is sharper if the titration is done under a yellow light.
Difficulty is encountered if the solutions are highly colored, as may happen with extracts from
sodic soils. These can be titrated potentiometrically, using an Ag-AgCl half-cell.
Soils that are very alkaline or may contain high amounts of chloride from the introduction of a
tracer, may require diluting or change in aliquot to give reproducible data. At least two replicate titrations
should be made on all samples and on check standards.






To prepare water, wastewater, or extracts from saturated paste for titration vacuum filter ~50 mL
of the solution through a 0.45-m filter fitted in a vacuum holder. Place a labeled 50-mL plastic
tube inside a 500-mL filter flask so extract goes directly into the tube. Use small increments of
extract to expedite filtering and avoid clogging. Solutions containing lots of sediment may
require more than one membrane filter.
A 100 mL titration sample should be used on water samples that contain less than 100 mg/L Cl -,
a 50 mL sample for over 100 mg/L Cl - and 25 mL sample for over 200 mg/L Cl -. If the
concentration is unknown or a saturated paste extract, pipette 10 mL or less water sample into a
25 or 50-mL Erlenmeyer flask. If titration requires more AgNO3, transfer water solution to a
125-mL Erlenmeyer flask.
Add 5 drops K2CrO4 (potassium chromate) indicator to the solution.
While stirring titrate solution using a 0.02 mL increment buret with standardized 0.02 N AgNO3
to a reddish-brown end point or the first end point that is a definite and permanent color change.
Check procedure and reagents by titrating a couple of check standards.

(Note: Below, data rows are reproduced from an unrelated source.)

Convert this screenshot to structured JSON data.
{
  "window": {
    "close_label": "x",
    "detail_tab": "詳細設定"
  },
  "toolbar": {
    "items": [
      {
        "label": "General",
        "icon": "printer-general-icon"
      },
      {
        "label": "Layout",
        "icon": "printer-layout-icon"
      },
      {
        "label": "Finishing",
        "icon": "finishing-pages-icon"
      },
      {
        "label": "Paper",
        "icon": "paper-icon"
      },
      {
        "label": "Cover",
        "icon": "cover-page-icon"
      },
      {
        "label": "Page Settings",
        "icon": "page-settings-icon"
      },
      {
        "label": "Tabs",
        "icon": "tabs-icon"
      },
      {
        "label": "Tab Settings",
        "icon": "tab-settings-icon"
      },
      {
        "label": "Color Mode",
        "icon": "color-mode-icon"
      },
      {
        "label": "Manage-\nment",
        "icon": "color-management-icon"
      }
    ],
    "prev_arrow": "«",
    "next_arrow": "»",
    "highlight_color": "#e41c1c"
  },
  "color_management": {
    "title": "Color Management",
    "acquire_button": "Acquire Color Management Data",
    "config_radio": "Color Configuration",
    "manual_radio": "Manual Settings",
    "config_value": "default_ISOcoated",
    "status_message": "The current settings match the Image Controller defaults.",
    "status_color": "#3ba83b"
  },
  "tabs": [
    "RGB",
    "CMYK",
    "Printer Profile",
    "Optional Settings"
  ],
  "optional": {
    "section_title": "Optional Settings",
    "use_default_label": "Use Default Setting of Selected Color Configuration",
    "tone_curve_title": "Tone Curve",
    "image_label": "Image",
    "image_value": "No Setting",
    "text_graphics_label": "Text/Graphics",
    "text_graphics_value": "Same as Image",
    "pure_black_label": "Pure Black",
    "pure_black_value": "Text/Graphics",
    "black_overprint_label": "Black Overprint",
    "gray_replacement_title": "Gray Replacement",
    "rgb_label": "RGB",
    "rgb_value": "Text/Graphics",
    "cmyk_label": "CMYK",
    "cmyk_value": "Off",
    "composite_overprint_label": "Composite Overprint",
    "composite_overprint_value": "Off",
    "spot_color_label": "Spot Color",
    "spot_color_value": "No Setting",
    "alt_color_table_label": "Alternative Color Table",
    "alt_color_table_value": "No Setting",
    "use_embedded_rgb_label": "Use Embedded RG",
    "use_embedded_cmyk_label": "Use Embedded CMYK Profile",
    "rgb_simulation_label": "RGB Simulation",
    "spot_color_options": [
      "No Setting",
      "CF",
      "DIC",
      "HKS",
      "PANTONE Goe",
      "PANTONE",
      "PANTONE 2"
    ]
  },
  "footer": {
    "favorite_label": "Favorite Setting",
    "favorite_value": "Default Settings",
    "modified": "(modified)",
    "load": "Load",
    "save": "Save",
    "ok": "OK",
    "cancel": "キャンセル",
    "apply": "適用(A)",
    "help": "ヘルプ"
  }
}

Titrate a 10 mL TDW blank or a TDW blank the size of titration used above as described in step
The titration blank correction varies with the volume of the sample at the end point, so be very
careful to record the mL used in the titration. To reduce the error in titration run at least 10
different blank titrations to obtain an average number.
If enough water solution has been obtained, run duplicate or triplicate titrations to minimize
titration errors.
Record the mL of silver nitrate used to the nearest 0.01.
Calculate the mg/L of chloride (Cl-) in water and wastewater to the nearest hundredth place. If
the saturated paste extract was used report Cl- in meq/L and/or meq/100g. Use the calculations
below to acquire the correct number.

Bower, C. A. and L. V. Wilcox. 1965. Soluble Salts. In C. A. Black et al. (Editors), Methods of Soil
Analysis. Part 2, 2nd ed. Agronomy, 9:947-948.
United States Salinity Laboratory Staff. 1954. Chloride by Titration with Silver Nitrate. In L. A.
Richards et al. (Editors), Diagnosis and Improvement of Saline and Alkali Soils, Ag. Handbook
60, USDA, Washington, D. C., p. 98-99.
for water and wastewater:
meq/L of Cl - = [mL AgNO3 - mL AgNO3 for blank] x [N AgNO3] x [1000/mL in aliquot]
meq/L of Cl - = [mL AgNO3 - mL AgNO3 for blank] x [0.02 N AgNO3] x [1000/10 mL]
ppm = mg/1000 mL = mg/L = g/mL
mg/L Cl - = meq/L x 35.5 mg/meq
for saturated extracts:
N = [geq/1000mL] x [1000 meq/geq] = meq/mL
Cl - meq/1000g = [(mL AgNO3 - mL AgNO3 in blank)/mL in aliquot] x [N AgNO3] x [mL
extract/g soil] x 1000